== Segment start ==

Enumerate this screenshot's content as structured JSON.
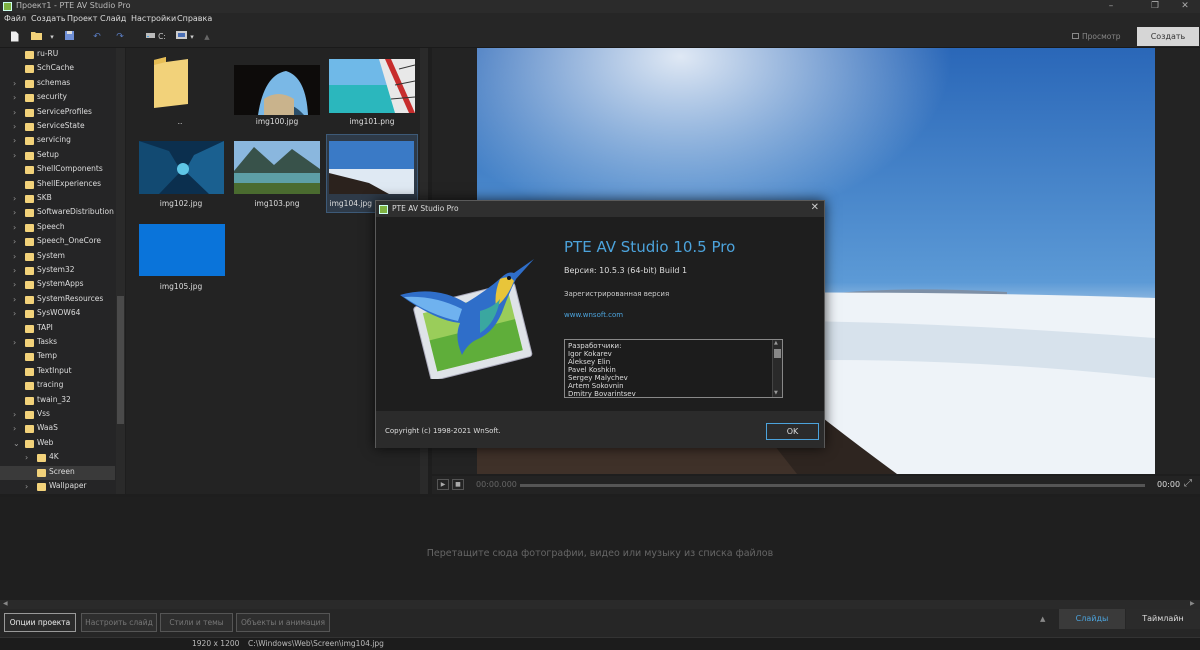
{
  "window": {
    "title": "Проект1 - PTE AV Studio Pro"
  },
  "menu": [
    "Файл",
    "Создать",
    "Проект",
    "Слайд",
    "Настройки",
    "Справка"
  ],
  "toolbar": {
    "drive_label": "C:",
    "preview_label": "Просмотр",
    "create_label": "Создать"
  },
  "tree": [
    {
      "label": "ru-RU",
      "expander": false
    },
    {
      "label": "SchCache",
      "expander": false
    },
    {
      "label": "schemas",
      "expander": true
    },
    {
      "label": "security",
      "expander": true
    },
    {
      "label": "ServiceProfiles",
      "expander": true
    },
    {
      "label": "ServiceState",
      "expander": true
    },
    {
      "label": "servicing",
      "expander": true
    },
    {
      "label": "Setup",
      "expander": true
    },
    {
      "label": "ShellComponents",
      "expander": false
    },
    {
      "label": "ShellExperiences",
      "expander": false
    },
    {
      "label": "SKB",
      "expander": true
    },
    {
      "label": "SoftwareDistribution",
      "expander": true
    },
    {
      "label": "Speech",
      "expander": true
    },
    {
      "label": "Speech_OneCore",
      "expander": true
    },
    {
      "label": "System",
      "expander": true
    },
    {
      "label": "System32",
      "expander": true
    },
    {
      "label": "SystemApps",
      "expander": true
    },
    {
      "label": "SystemResources",
      "expander": true
    },
    {
      "label": "SysWOW64",
      "expander": true
    },
    {
      "label": "TAPI",
      "expander": false
    },
    {
      "label": "Tasks",
      "expander": true
    },
    {
      "label": "Temp",
      "expander": false
    },
    {
      "label": "TextInput",
      "expander": false
    },
    {
      "label": "tracing",
      "expander": false
    },
    {
      "label": "twain_32",
      "expander": false
    },
    {
      "label": "Vss",
      "expander": true
    },
    {
      "label": "WaaS",
      "expander": true
    },
    {
      "label": "Web",
      "expander": "open"
    },
    {
      "label": "4K",
      "expander": true,
      "indent": 1
    },
    {
      "label": "Screen",
      "expander": false,
      "indent": 1,
      "selected": true
    },
    {
      "label": "Wallpaper",
      "expander": true,
      "indent": 1
    }
  ],
  "files": [
    {
      "name": "..",
      "kind": "folder"
    },
    {
      "name": "img100.jpg",
      "kind": "image"
    },
    {
      "name": "img101.png",
      "kind": "image"
    },
    {
      "name": "img102.jpg",
      "kind": "image"
    },
    {
      "name": "img103.png",
      "kind": "image"
    },
    {
      "name": "img104.jpg",
      "kind": "image",
      "selected": true
    },
    {
      "name": "img105.jpg",
      "kind": "image"
    }
  ],
  "player": {
    "time_start": "00:00.000",
    "time_end": "00:00"
  },
  "timeline": {
    "hint": "Перетащите сюда фотографии, видео или музыку из списка файлов"
  },
  "bottom": {
    "project_options": "Опции проекта",
    "customize_slide": "Настроить слайд",
    "styles_themes": "Стили и темы",
    "objects_animation": "Объекты и анимация",
    "tab_slides": "Слайды",
    "tab_timeline": "Таймлайн"
  },
  "status": {
    "resolution": "1920 x 1200",
    "path": "C:\\Windows\\Web\\Screen\\img104.jpg"
  },
  "dialog": {
    "title": "PTE AV Studio Pro",
    "app_title": "PTE AV Studio 10.5 Pro",
    "version": "Версия: 10.5.3 (64-bit) Build 1",
    "registered": "Зарегистрированная версия",
    "website": "www.wnsoft.com",
    "developers": [
      "Разработчики:",
      "Igor Kokarev",
      "Aleksey Elin",
      "Pavel Koshkin",
      "Sergey Malychev",
      "Artem Sokovnin",
      "Dmitry Bovarintsev"
    ],
    "copyright": "Copyright (c) 1998-2021 WnSoft.",
    "ok_label": "OK"
  },
  "colors": {
    "accent": "#4ca3dc",
    "folder": "#f2d27a",
    "app_icon": "#7fb241",
    "create_button_bg": "#d6d6d6"
  }
}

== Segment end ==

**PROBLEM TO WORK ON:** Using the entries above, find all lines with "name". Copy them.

**RESPONSE TO THIS TASK:**
      "name": "..",
      "name": "img100.jpg",
      "name": "img101.png",
      "name": "img102.jpg",
      "name": "img103.png",
      "name": "img104.jpg",
      "name": "img105.jpg",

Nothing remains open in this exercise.